▶ Source data:
----------------

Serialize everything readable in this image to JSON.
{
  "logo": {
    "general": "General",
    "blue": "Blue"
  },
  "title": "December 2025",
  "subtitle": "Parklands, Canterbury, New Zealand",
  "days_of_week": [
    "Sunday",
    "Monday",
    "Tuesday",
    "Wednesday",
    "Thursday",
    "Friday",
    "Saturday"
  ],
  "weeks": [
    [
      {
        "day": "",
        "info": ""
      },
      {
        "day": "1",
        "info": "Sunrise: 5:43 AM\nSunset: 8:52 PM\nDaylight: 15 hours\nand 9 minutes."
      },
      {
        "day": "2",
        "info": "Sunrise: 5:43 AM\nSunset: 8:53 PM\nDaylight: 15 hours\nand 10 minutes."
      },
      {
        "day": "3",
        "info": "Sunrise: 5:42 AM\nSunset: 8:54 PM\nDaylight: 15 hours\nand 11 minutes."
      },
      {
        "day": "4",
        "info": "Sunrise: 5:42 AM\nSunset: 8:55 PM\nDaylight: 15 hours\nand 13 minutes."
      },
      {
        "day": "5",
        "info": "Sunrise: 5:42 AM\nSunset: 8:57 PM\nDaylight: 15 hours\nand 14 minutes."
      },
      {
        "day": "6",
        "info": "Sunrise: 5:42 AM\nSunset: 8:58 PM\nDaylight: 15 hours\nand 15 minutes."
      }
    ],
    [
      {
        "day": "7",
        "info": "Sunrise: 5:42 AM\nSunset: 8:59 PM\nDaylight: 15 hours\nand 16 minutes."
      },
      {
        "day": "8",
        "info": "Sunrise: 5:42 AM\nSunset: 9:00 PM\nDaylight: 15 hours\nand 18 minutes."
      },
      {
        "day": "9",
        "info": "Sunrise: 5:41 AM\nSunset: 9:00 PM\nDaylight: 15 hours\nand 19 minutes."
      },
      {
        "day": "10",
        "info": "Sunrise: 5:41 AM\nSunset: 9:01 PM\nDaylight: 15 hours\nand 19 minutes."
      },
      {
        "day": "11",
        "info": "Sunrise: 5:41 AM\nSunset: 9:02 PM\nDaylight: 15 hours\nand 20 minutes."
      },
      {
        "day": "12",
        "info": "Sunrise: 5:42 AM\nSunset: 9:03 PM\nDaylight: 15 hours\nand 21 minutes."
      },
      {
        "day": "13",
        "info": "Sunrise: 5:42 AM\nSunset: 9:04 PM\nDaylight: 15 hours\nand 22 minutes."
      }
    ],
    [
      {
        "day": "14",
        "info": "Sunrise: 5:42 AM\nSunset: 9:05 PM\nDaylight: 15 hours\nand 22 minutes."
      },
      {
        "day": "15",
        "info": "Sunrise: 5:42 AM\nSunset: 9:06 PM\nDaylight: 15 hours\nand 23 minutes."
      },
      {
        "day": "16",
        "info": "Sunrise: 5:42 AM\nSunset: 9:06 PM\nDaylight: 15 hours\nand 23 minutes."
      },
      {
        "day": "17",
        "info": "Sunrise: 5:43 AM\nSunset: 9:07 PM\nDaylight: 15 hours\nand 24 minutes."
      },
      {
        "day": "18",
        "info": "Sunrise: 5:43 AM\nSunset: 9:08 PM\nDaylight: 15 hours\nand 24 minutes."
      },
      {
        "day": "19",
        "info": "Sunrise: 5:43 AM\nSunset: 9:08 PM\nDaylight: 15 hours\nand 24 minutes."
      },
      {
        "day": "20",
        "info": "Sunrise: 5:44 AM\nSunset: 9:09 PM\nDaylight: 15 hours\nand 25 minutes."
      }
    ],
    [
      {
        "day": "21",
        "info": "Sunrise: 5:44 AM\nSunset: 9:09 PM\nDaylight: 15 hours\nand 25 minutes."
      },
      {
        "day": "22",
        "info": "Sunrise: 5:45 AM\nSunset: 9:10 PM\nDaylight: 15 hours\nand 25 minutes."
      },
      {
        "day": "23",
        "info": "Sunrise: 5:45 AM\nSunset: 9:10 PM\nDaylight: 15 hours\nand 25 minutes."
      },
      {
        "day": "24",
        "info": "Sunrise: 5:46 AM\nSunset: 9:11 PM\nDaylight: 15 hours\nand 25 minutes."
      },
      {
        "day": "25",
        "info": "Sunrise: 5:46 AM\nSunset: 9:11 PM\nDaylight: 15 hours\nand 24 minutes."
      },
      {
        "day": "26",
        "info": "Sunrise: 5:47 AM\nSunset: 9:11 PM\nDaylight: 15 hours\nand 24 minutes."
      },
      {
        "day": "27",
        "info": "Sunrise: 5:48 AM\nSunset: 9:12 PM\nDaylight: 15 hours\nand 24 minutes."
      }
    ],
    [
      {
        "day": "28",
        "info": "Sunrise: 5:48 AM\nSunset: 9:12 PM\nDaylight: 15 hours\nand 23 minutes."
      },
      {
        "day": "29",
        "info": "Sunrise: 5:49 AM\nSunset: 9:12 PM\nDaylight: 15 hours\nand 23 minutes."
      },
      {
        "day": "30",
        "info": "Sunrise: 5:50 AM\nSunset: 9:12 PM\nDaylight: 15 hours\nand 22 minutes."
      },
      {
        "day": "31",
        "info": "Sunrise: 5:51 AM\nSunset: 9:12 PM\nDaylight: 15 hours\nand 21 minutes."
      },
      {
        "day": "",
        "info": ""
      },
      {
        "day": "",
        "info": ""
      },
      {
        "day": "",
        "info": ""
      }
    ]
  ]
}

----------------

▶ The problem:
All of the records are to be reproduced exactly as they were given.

▶ Exercise answer:
Serialize everything readable in this image to JSON.
{
  "logo": {
    "general": "General",
    "blue": "Blue"
  },
  "title": "December 2025",
  "subtitle": "Parklands, Canterbury, New Zealand",
  "days_of_week": [
    "Sunday",
    "Monday",
    "Tuesday",
    "Wednesday",
    "Thursday",
    "Friday",
    "Saturday"
  ],
  "weeks": [
    [
      {
        "day": "",
        "info": ""
      },
      {
        "day": "1",
        "info": "Sunrise: 5:43 AM\nSunset: 8:52 PM\nDaylight: 15 hours\nand 9 minutes."
      },
      {
        "day": "2",
        "info": "Sunrise: 5:43 AM\nSunset: 8:53 PM\nDaylight: 15 hours\nand 10 minutes."
      },
      {
        "day": "3",
        "info": "Sunrise: 5:42 AM\nSunset: 8:54 PM\nDaylight: 15 hours\nand 11 minutes."
      },
      {
        "day": "4",
        "info": "Sunrise: 5:42 AM\nSunset: 8:55 PM\nDaylight: 15 hours\nand 13 minutes."
      },
      {
        "day": "5",
        "info": "Sunrise: 5:42 AM\nSunset: 8:57 PM\nDaylight: 15 hours\nand 14 minutes."
      },
      {
        "day": "6",
        "info": "Sunrise: 5:42 AM\nSunset: 8:58 PM\nDaylight: 15 hours\nand 15 minutes."
      }
    ],
    [
      {
        "day": "7",
        "info": "Sunrise: 5:42 AM\nSunset: 8:59 PM\nDaylight: 15 hours\nand 16 minutes."
      },
      {
        "day": "8",
        "info": "Sunrise: 5:42 AM\nSunset: 9:00 PM\nDaylight: 15 hours\nand 18 minutes."
      },
      {
        "day": "9",
        "info": "Sunrise: 5:41 AM\nSunset: 9:00 PM\nDaylight: 15 hours\nand 19 minutes."
      },
      {
        "day": "10",
        "info": "Sunrise: 5:41 AM\nSunset: 9:01 PM\nDaylight: 15 hours\nand 19 minutes."
      },
      {
        "day": "11",
        "info": "Sunrise: 5:41 AM\nSunset: 9:02 PM\nDaylight: 15 hours\nand 20 minutes."
      },
      {
        "day": "12",
        "info": "Sunrise: 5:42 AM\nSunset: 9:03 PM\nDaylight: 15 hours\nand 21 minutes."
      },
      {
        "day": "13",
        "info": "Sunrise: 5:42 AM\nSunset: 9:04 PM\nDaylight: 15 hours\nand 22 minutes."
      }
    ],
    [
      {
        "day": "14",
        "info": "Sunrise: 5:42 AM\nSunset: 9:05 PM\nDaylight: 15 hours\nand 22 minutes."
      },
      {
        "day": "15",
        "info": "Sunrise: 5:42 AM\nSunset: 9:06 PM\nDaylight: 15 hours\nand 23 minutes."
      },
      {
        "day": "16",
        "info": "Sunrise: 5:42 AM\nSunset: 9:06 PM\nDaylight: 15 hours\nand 23 minutes."
      },
      {
        "day": "17",
        "info": "Sunrise: 5:43 AM\nSunset: 9:07 PM\nDaylight: 15 hours\nand 24 minutes."
      },
      {
        "day": "18",
        "info": "Sunrise: 5:43 AM\nSunset: 9:08 PM\nDaylight: 15 hours\nand 24 minutes."
      },
      {
        "day": "19",
        "info": "Sunrise: 5:43 AM\nSunset: 9:08 PM\nDaylight: 15 hours\nand 24 minutes."
      },
      {
        "day": "20",
        "info": "Sunrise: 5:44 AM\nSunset: 9:09 PM\nDaylight: 15 hours\nand 25 minutes."
      }
    ],
    [
      {
        "day": "21",
        "info": "Sunrise: 5:44 AM\nSunset: 9:09 PM\nDaylight: 15 hours\nand 25 minutes."
      },
      {
        "day": "22",
        "info": "Sunrise: 5:45 AM\nSunset: 9:10 PM\nDaylight: 15 hours\nand 25 minutes."
      },
      {
        "day": "23",
        "info": "Sunrise: 5:45 AM\nSunset: 9:10 PM\nDaylight: 15 hours\nand 25 minutes."
      },
      {
        "day": "24",
        "info": "Sunrise: 5:46 AM\nSunset: 9:11 PM\nDaylight: 15 hours\nand 25 minutes."
      },
      {
        "day": "25",
        "info": "Sunrise: 5:46 AM\nSunset: 9:11 PM\nDaylight: 15 hours\nand 24 minutes."
      },
      {
        "day": "26",
        "info": "Sunrise: 5:47 AM\nSunset: 9:11 PM\nDaylight: 15 hours\nand 24 minutes."
      },
      {
        "day": "27",
        "info": "Sunrise: 5:48 AM\nSunset: 9:12 PM\nDaylight: 15 hours\nand 24 minutes."
      }
    ],
    [
      {
        "day": "28",
        "info": "Sunrise: 5:48 AM\nSunset: 9:12 PM\nDaylight: 15 hours\nand 23 minutes."
      },
      {
        "day": "29",
        "info": "Sunrise: 5:49 AM\nSunset: 9:12 PM\nDaylight: 15 hours\nand 23 minutes."
      },
      {
        "day": "30",
        "info": "Sunrise: 5:50 AM\nSunset: 9:12 PM\nDaylight: 15 hours\nand 22 minutes."
      },
      {
        "day": "31",
        "info": "Sunrise: 5:51 AM\nSunset: 9:12 PM\nDaylight: 15 hours\nand 21 minutes."
      },
      {
        "day": "",
        "info": ""
      },
      {
        "day": "",
        "info": ""
      },
      {
        "day": "",
        "info": ""
      }
    ]
  ]
}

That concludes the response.